A new report has recommended the establishment of a Land Use Analysis Taskforce to support decisions about how land in the UK is used.

The report was published today (Tuesday, May 23) by the Geospatial Commission, the UK’s expert committee that sets geospatial strategy and promotes the best use of location data.

The recommended taskforce, it said, would assess the potential to reconcile competing demands for how UK land is used to meet national priorities, such as those relating to infrastructure, housing, agriculture and the environment.

The report had four recommendations for better use of land in total, based on evidence from academic and industry experts and findings from NLDP’s (National Land Data Programmes) regional pilots in Devon, Cambridgeshire, Newcastle and Northern Ireland.

These recommendations are:

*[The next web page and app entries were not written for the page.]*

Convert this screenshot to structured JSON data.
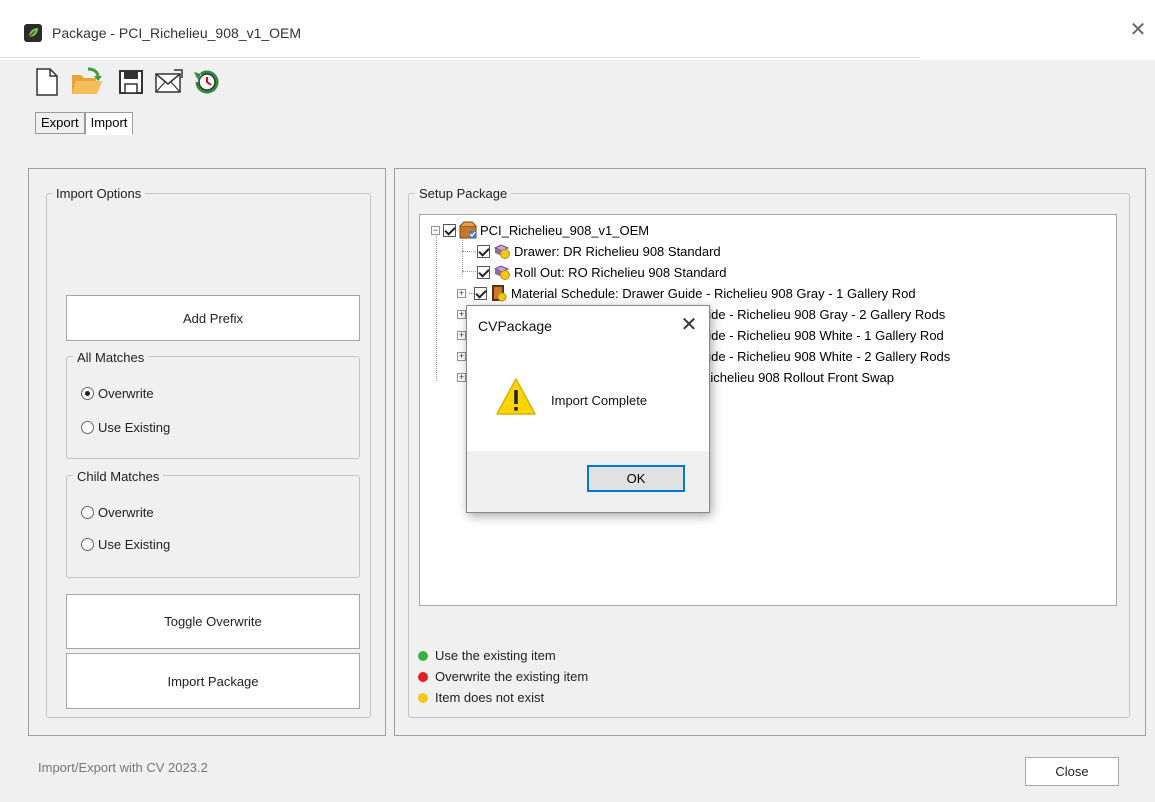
{
  "window": {
    "title": "Package - PCI_Richelieu_908_v1_OEM",
    "close_glyph": "✕"
  },
  "toolbar": {
    "icons": [
      "new-file-icon",
      "open-folder-icon",
      "save-icon",
      "email-icon",
      "history-clock-icon"
    ]
  },
  "tabs": [
    {
      "label": "Export",
      "active": false
    },
    {
      "label": "Import",
      "active": true
    }
  ],
  "import_options": {
    "group_label": "Import Options",
    "add_prefix_label": "Add Prefix",
    "all_matches": {
      "label": "All Matches",
      "options": [
        {
          "label": "Overwrite",
          "checked": true
        },
        {
          "label": "Use Existing",
          "checked": false
        }
      ]
    },
    "child_matches": {
      "label": "Child Matches",
      "options": [
        {
          "label": "Overwrite",
          "checked": false
        },
        {
          "label": "Use Existing",
          "checked": false
        }
      ]
    },
    "toggle_overwrite_label": "Toggle Overwrite",
    "import_package_label": "Import Package"
  },
  "setup_package": {
    "group_label": "Setup Package",
    "tree": [
      {
        "label": "PCI_Richelieu_908_v1_OEM",
        "level": 0,
        "expander": "−",
        "checked": true,
        "icon": "package-icon"
      },
      {
        "label": "Drawer: DR Richelieu 908 Standard",
        "level": 1,
        "expander": null,
        "checked": true,
        "icon": "drawer-icon"
      },
      {
        "label": "Roll Out: RO Richelieu 908 Standard",
        "level": 1,
        "expander": null,
        "checked": true,
        "icon": "rollout-icon"
      },
      {
        "label": "Material Schedule: Drawer Guide - Richelieu 908 Gray - 1 Gallery Rod",
        "level": 1,
        "expander": "+",
        "checked": true,
        "icon": "material-schedule-icon"
      },
      {
        "label": "uide - Richelieu 908 Gray - 2 Gallery Rods",
        "level": 1,
        "expander": "+",
        "checked": true,
        "icon": "material-schedule-icon"
      },
      {
        "label": "uide - Richelieu 908 White - 1 Gallery Rod",
        "level": 1,
        "expander": "+",
        "checked": true,
        "icon": "material-schedule-icon"
      },
      {
        "label": "uide - Richelieu 908 White - 2 Gallery Rods",
        "level": 1,
        "expander": "+",
        "checked": true,
        "icon": "material-schedule-icon"
      },
      {
        "label": "Richelieu 908 Rollout Front Swap",
        "level": 1,
        "expander": "+",
        "checked": true,
        "icon": "material-schedule-icon"
      }
    ],
    "legend": [
      {
        "label": "Use the existing item",
        "color": "#3cb043"
      },
      {
        "label": "Overwrite the existing item",
        "color": "#e02020"
      },
      {
        "label": "Item does not exist",
        "color": "#f5c518"
      }
    ]
  },
  "footer": {
    "status_text": "Import/Export with CV 2023.2",
    "close_label": "Close"
  },
  "dialog": {
    "title": "CVPackage",
    "close_glyph": "✕",
    "message": "Import Complete",
    "ok_label": "OK",
    "icon": "warning-icon"
  }
}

  1. Establish a Land Use Analysis Taskforce to bring together cutting-edge data and scientific expertise to assess competing land use pressures, ensuring national priorities are delivered within the land available in the UK;
  2. Champion market innovations that help visualise and deliver how we can achieve better land use decisions;
  3. Strengthen the links between land use policy design, academic research and industry practice;
  4. Develop a standard approach to classifying key land use data to improve how we can link data about land.

Land use in the UK

According to the report, better use of land is a key driver of the UK’s ambitions to deliver economic growth and fairly distribute opportunity across every part of the UK, while meeting the demands of a growing population.

Minister for artificial intelligence (AI) and intellectual property at the Department for Science, Innovation and Technology, Viscount Camrose, said: “Land is fundamental for how we live our lives – it produces the food we eat, supports ecosystems that we rely on for clean air and fresh water, and provides the space for us all to live and work in.

“As we face new economic and environmental pressures, we need to make smart choices to get the best from our land.

“We should capitalise on advances in data science and modelling technologies to help us bring together data from a range of sources, and present it accessibly, in order to support better use of land.”

The report sets out how better data can be used to drive land-use decisions that drive growth, while also protecting the environment, adapting to climate change and achieving net-zero emissions.

It highlights that land use is fundamentally a spatial challenge and some land cannot be used for multiple purposes.

However, there are significant opportunities for multifunctional land use, such as rooftop solar energy, the Geospatial Commission said. The report considers these opportunities across six sectors: Energy, housing, biodiversity, food, water and transport.